PROBLEM DETAILS ->
Make an exact copy of the records, dropping all pictures.

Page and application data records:
━━━━━━━━━━━━━━━━

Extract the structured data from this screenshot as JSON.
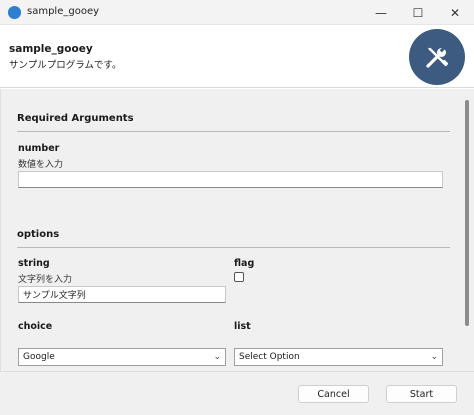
{
  "window": {
    "title": "sample_gooey",
    "minimize_glyph": "—",
    "maximize_glyph": "☐",
    "close_glyph": "✕"
  },
  "header": {
    "title": "sample_gooey",
    "subtitle": "サンプルプログラムです。",
    "icon": "tools-icon",
    "icon_bg": "#3d5a80"
  },
  "required_section": {
    "title": "Required Arguments",
    "number": {
      "label": "number",
      "help": "数値を入力",
      "value": ""
    }
  },
  "options_section": {
    "title": "options",
    "string": {
      "label": "string",
      "help": "文字列を入力",
      "value": "サンプル文字列"
    },
    "flag": {
      "label": "flag",
      "checked": false
    },
    "choice": {
      "label": "choice",
      "selected": "Google"
    },
    "list": {
      "label": "list",
      "selected": "Select Option"
    }
  },
  "footer": {
    "cancel_label": "Cancel",
    "start_label": "Start"
  }
}
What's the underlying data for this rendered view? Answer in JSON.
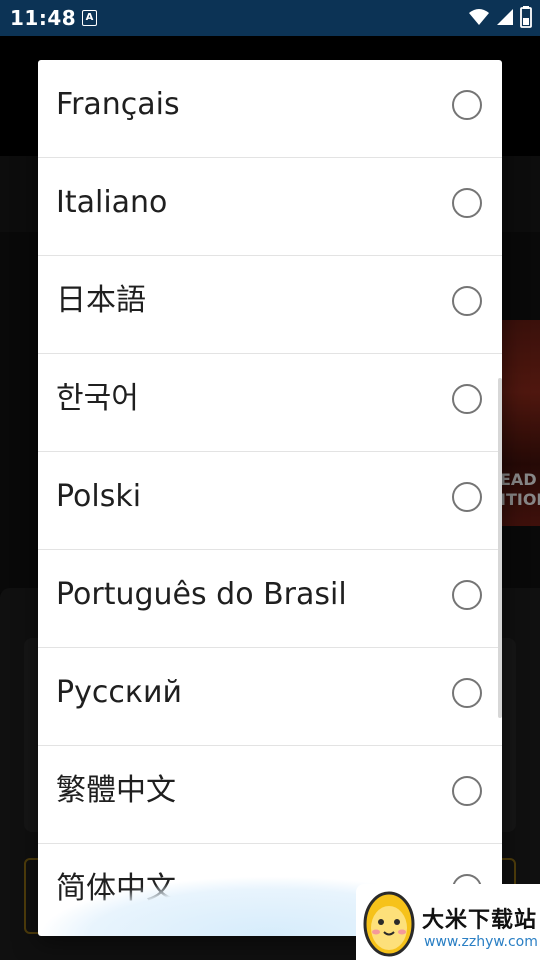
{
  "status_bar": {
    "time": "11:48",
    "notification_icon": "a-notification-icon",
    "icons": [
      "wifi-icon",
      "signal-icon",
      "battery-icon"
    ]
  },
  "background_app": {
    "poster_text": "EAD\nITION"
  },
  "dialog": {
    "languages": [
      {
        "label": "Français",
        "selected": false
      },
      {
        "label": "Italiano",
        "selected": false
      },
      {
        "label": "日本語",
        "selected": false
      },
      {
        "label": "한국어",
        "selected": false
      },
      {
        "label": "Polski",
        "selected": false
      },
      {
        "label": "Português do Brasil",
        "selected": false
      },
      {
        "label": "Русский",
        "selected": false
      },
      {
        "label": "繁體中文",
        "selected": false
      },
      {
        "label": "简体中文",
        "selected": false
      }
    ]
  },
  "watermark": {
    "title": "大米下载站",
    "url": "www.zzhyw.com",
    "logo_icon": "egg-mascot-icon"
  },
  "colors": {
    "status_bar_bg": "#0c3355",
    "radio_border": "#757575",
    "dialog_bg": "#ffffff",
    "watermark_url": "#2a7fc4"
  }
}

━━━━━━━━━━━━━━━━

TASK SOLUTION ->
Extract the structured data from this screenshot as JSON.
{
  "window": {
    "title": "sample_gooey",
    "minimize_glyph": "—",
    "maximize_glyph": "☐",
    "close_glyph": "✕"
  },
  "header": {
    "title": "sample_gooey",
    "subtitle": "サンプルプログラムです。",
    "icon": "tools-icon",
    "icon_bg": "#3d5a80"
  },
  "required_section": {
    "title": "Required Arguments",
    "number": {
      "label": "number",
      "help": "数値を入力",
      "value": ""
    }
  },
  "options_section": {
    "title": "options",
    "string": {
      "label": "string",
      "help": "文字列を入力",
      "value": "サンプル文字列"
    },
    "flag": {
      "label": "flag",
      "checked": false
    },
    "choice": {
      "label": "choice",
      "selected": "Google"
    },
    "list": {
      "label": "list",
      "selected": "Select Option"
    }
  },
  "footer": {
    "cancel_label": "Cancel",
    "start_label": "Start"
  }
}
What's the underlying data for this rendered view? Answer in JSON.
{
  "status_bar": {
    "time": "11:48",
    "notification_icon": "a-notification-icon",
    "icons": [
      "wifi-icon",
      "signal-icon",
      "battery-icon"
    ]
  },
  "background_app": {
    "poster_text": "EAD\nITION"
  },
  "dialog": {
    "languages": [
      {
        "label": "Français",
        "selected": false
      },
      {
        "label": "Italiano",
        "selected": false
      },
      {
        "label": "日本語",
        "selected": false
      },
      {
        "label": "한국어",
        "selected": false
      },
      {
        "label": "Polski",
        "selected": false
      },
      {
        "label": "Português do Brasil",
        "selected": false
      },
      {
        "label": "Русский",
        "selected": false
      },
      {
        "label": "繁體中文",
        "selected": false
      },
      {
        "label": "简体中文",
        "selected": false
      }
    ]
  },
  "watermark": {
    "title": "大米下载站",
    "url": "www.zzhyw.com",
    "logo_icon": "egg-mascot-icon"
  },
  "colors": {
    "status_bar_bg": "#0c3355",
    "radio_border": "#757575",
    "dialog_bg": "#ffffff",
    "watermark_url": "#2a7fc4"
  }
}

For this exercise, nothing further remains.